Furthermore, the patient suffers from cramping and tremors. In the worst case, the heart is also affected, causing a circulatory collapse. In most cases, however, no life-threatening complications occur when the acetaldehyde syndrome is treated. The symptoms disappear after a few hours.
The treatment uses medication. In severe cases, the person has to spend a few days in the hospital until the symptoms have improved. Even after treatment, it is necessary to abstain from alcohol for a period of one week. It can not be excluded that it will come again to the acetaldehyde syndrome when consuming alcohol. As a rule, the life expectancy is not reduced by the syndrome.
The best way to prevent acetaldehyde syndrome is to avoid the simultaneous consumption of alcohol, mushrooms such as wrinkles and witch's cancers, and certain medications that can trigger poisoning. So usually only the interaction of the individual substances leads to the outbreak of the symptoms of intoxication.
With acetaldehyde syndrome, no aftercare is usually possible or necessary. The syndrome itself must necessarily be treated by a doctor, as it can lead to the death of the person affected in the worst case. An early diagnosis and treatment of the acetaldehyde syndrome have a very positive effect on the further course of this disease and can prevent further complications.
The treatment of the syndrome itself is usually done with the help of activated carbon. The sufferer must take the drug regularly to completely detoxify the body. It is also important to pay attention to a high amount of fluid, as the body has mostly lost fluid.
Similarly, sufferers should refrain from taking alcohol and nicotine as much as possible to speed healing. As a rule, the symptoms of acetaldehyde syndrome usually disappear after a few days, so that aftercare is not possible and not necessary.
The causes of poisoning should be avoided as far as possible in the future in order to avoid the recurrence of the acetaldehyde syndrome. In the case of a loss of consciousness, however, an emergency doctor should be called directly or visited the hospital, as it is a serious poisoning.
The best thing a patient can do to prevent the acetaldehyde syndrome is to generally consume little or no alcohol. However, this also applies in general, and not only in relation to the acetaldehyde syndrome. Nevertheless, should (too much) alcohol be consumed, possible side effects can not be ruled out.
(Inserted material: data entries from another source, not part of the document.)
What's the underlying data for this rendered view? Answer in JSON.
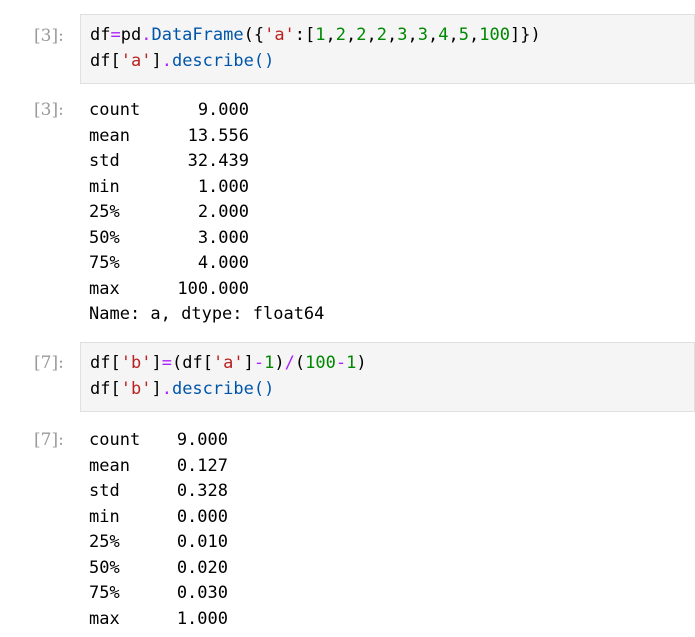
{
  "cells": [
    {
      "in_prompt": "[3]:",
      "out_prompt": "[3]:",
      "code_lines": [
        [
          {
            "t": "df",
            "c": "n"
          },
          {
            "t": "=",
            "c": "o"
          },
          {
            "t": "pd",
            "c": "n"
          },
          {
            "t": ".",
            "c": "o"
          },
          {
            "t": "DataFrame",
            "c": "a"
          },
          {
            "t": "({",
            "c": "p"
          },
          {
            "t": "'a'",
            "c": "s"
          },
          {
            "t": ":[",
            "c": "p"
          },
          {
            "t": "1",
            "c": "num"
          },
          {
            "t": ",",
            "c": "p"
          },
          {
            "t": "2",
            "c": "num"
          },
          {
            "t": ",",
            "c": "p"
          },
          {
            "t": "2",
            "c": "num"
          },
          {
            "t": ",",
            "c": "p"
          },
          {
            "t": "2",
            "c": "num"
          },
          {
            "t": ",",
            "c": "p"
          },
          {
            "t": "3",
            "c": "num"
          },
          {
            "t": ",",
            "c": "p"
          },
          {
            "t": "3",
            "c": "num"
          },
          {
            "t": ",",
            "c": "p"
          },
          {
            "t": "4",
            "c": "num"
          },
          {
            "t": ",",
            "c": "p"
          },
          {
            "t": "5",
            "c": "num"
          },
          {
            "t": ",",
            "c": "p"
          },
          {
            "t": "100",
            "c": "num"
          },
          {
            "t": "]})",
            "c": "p"
          }
        ],
        [
          {
            "t": "df",
            "c": "n"
          },
          {
            "t": "[",
            "c": "p"
          },
          {
            "t": "'a'",
            "c": "s"
          },
          {
            "t": "]",
            "c": "p"
          },
          {
            "t": ".",
            "c": "o"
          },
          {
            "t": "describe",
            "c": "a"
          },
          {
            "t": "()",
            "c": "f"
          }
        ]
      ],
      "output_rows": [
        {
          "label": "count",
          "value": "9.000"
        },
        {
          "label": "mean",
          "value": "13.556"
        },
        {
          "label": "std",
          "value": "32.439"
        },
        {
          "label": "min",
          "value": "1.000"
        },
        {
          "label": "25%",
          "value": "2.000"
        },
        {
          "label": "50%",
          "value": "3.000"
        },
        {
          "label": "75%",
          "value": "4.000"
        },
        {
          "label": "max",
          "value": "100.000"
        }
      ],
      "output_footer": "Name: a, dtype: float64"
    },
    {
      "in_prompt": "[7]:",
      "out_prompt": "[7]:",
      "code_lines": [
        [
          {
            "t": "df",
            "c": "n"
          },
          {
            "t": "[",
            "c": "p"
          },
          {
            "t": "'b'",
            "c": "s"
          },
          {
            "t": "]",
            "c": "p"
          },
          {
            "t": "=",
            "c": "o"
          },
          {
            "t": "(",
            "c": "p"
          },
          {
            "t": "df",
            "c": "n"
          },
          {
            "t": "[",
            "c": "p"
          },
          {
            "t": "'a'",
            "c": "s"
          },
          {
            "t": "]",
            "c": "p"
          },
          {
            "t": "-",
            "c": "o"
          },
          {
            "t": "1",
            "c": "num"
          },
          {
            "t": ")",
            "c": "p"
          },
          {
            "t": "/",
            "c": "o"
          },
          {
            "t": "(",
            "c": "p"
          },
          {
            "t": "100",
            "c": "num"
          },
          {
            "t": "-",
            "c": "o"
          },
          {
            "t": "1",
            "c": "num"
          },
          {
            "t": ")",
            "c": "p"
          }
        ],
        [
          {
            "t": "df",
            "c": "n"
          },
          {
            "t": "[",
            "c": "p"
          },
          {
            "t": "'b'",
            "c": "s"
          },
          {
            "t": "]",
            "c": "p"
          },
          {
            "t": ".",
            "c": "o"
          },
          {
            "t": "describe",
            "c": "a"
          },
          {
            "t": "()",
            "c": "f"
          }
        ]
      ],
      "output_rows": [
        {
          "label": "count",
          "value": "9.000"
        },
        {
          "label": "mean",
          "value": "0.127"
        },
        {
          "label": "std",
          "value": "0.328"
        },
        {
          "label": "min",
          "value": "0.000"
        },
        {
          "label": "25%",
          "value": "0.010"
        },
        {
          "label": "50%",
          "value": "0.020"
        },
        {
          "label": "75%",
          "value": "0.030"
        },
        {
          "label": "max",
          "value": "1.000"
        }
      ],
      "output_footer": ""
    }
  ]
}
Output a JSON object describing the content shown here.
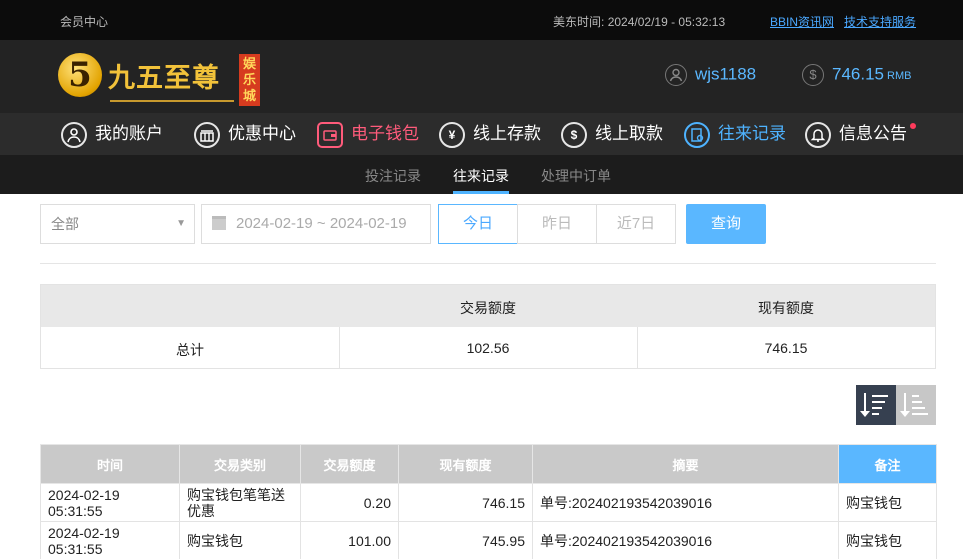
{
  "topbar": {
    "member_center": "会员中心",
    "time_label": "美东时间:",
    "time_value": "2024/02/19 - 05:32:13",
    "link1": "BBIN资讯网",
    "link2": "技术支持服务"
  },
  "header": {
    "logo_digit": "5",
    "logo_text": "九五至尊",
    "logo_tag": "娱乐城",
    "username": "wjs1188",
    "balance": "746.15",
    "currency": "RMB",
    "currency_icon": "$"
  },
  "nav": {
    "items": [
      {
        "label": "我的账户",
        "icon": "user-icon"
      },
      {
        "label": "优惠中心",
        "icon": "gift-icon"
      },
      {
        "label": "电子钱包",
        "icon": "wallet-icon"
      },
      {
        "label": "线上存款",
        "icon": "deposit-icon"
      },
      {
        "label": "线上取款",
        "icon": "withdraw-icon"
      },
      {
        "label": "往来记录",
        "icon": "records-icon"
      },
      {
        "label": "信息公告",
        "icon": "bell-icon"
      }
    ]
  },
  "subnav": {
    "items": [
      "投注记录",
      "往来记录",
      "处理中订单"
    ]
  },
  "filter": {
    "select_value": "全部",
    "date_range": "2024-02-19 ~ 2024-02-19",
    "today": "今日",
    "yesterday": "昨日",
    "last7": "近7日",
    "search": "查询"
  },
  "summary": {
    "col_trade": "交易额度",
    "col_current": "现有额度",
    "row_label": "总计",
    "trade_total": "102.56",
    "current_total": "746.15"
  },
  "records": {
    "headers": [
      "时间",
      "交易类别",
      "交易额度",
      "现有额度",
      "摘要",
      "备注"
    ],
    "rows": [
      {
        "time": "2024-02-19 05:31:55",
        "type": "购宝钱包笔笔送优惠",
        "amount": "0.20",
        "balance": "746.15",
        "summary": "单号:202402193542039016",
        "remark": "购宝钱包"
      },
      {
        "time": "2024-02-19 05:31:55",
        "type": "购宝钱包",
        "amount": "101.00",
        "balance": "745.95",
        "summary": "单号:202402193542039016",
        "remark": "购宝钱包"
      }
    ]
  },
  "colors": {
    "accent": "#5ab7ff",
    "wallet": "#ff5b7b",
    "gold": "#f2c23a"
  }
}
As sufferers break down the alcohol in their blood more slowly, they are already affected by smaller amounts. Often, however, only the interaction of different substances leads to the onset of poisoning symptoms. Therefore, avoiding different types of fungi, such as wrinkles or sycamores, may be helpful. Since many mushrooms are similar in their appearance and thus a likelihood of confusion exists, should be waived in doubt, rather than their consumption. When taking medications, the package leaflet should be carefully studied in any case, in order to avoid possible interaction with alcohol and / or other products.
In the acute case, the person affected by vomiting may be able to alleviate the symptoms. A treatment with activated carbon can also have a positive effect. If necessary, however, first aid measures must be applied. Until normal health is restored, alcohol should be strictly avoided. To protect the body bed rest is recommended.Tags: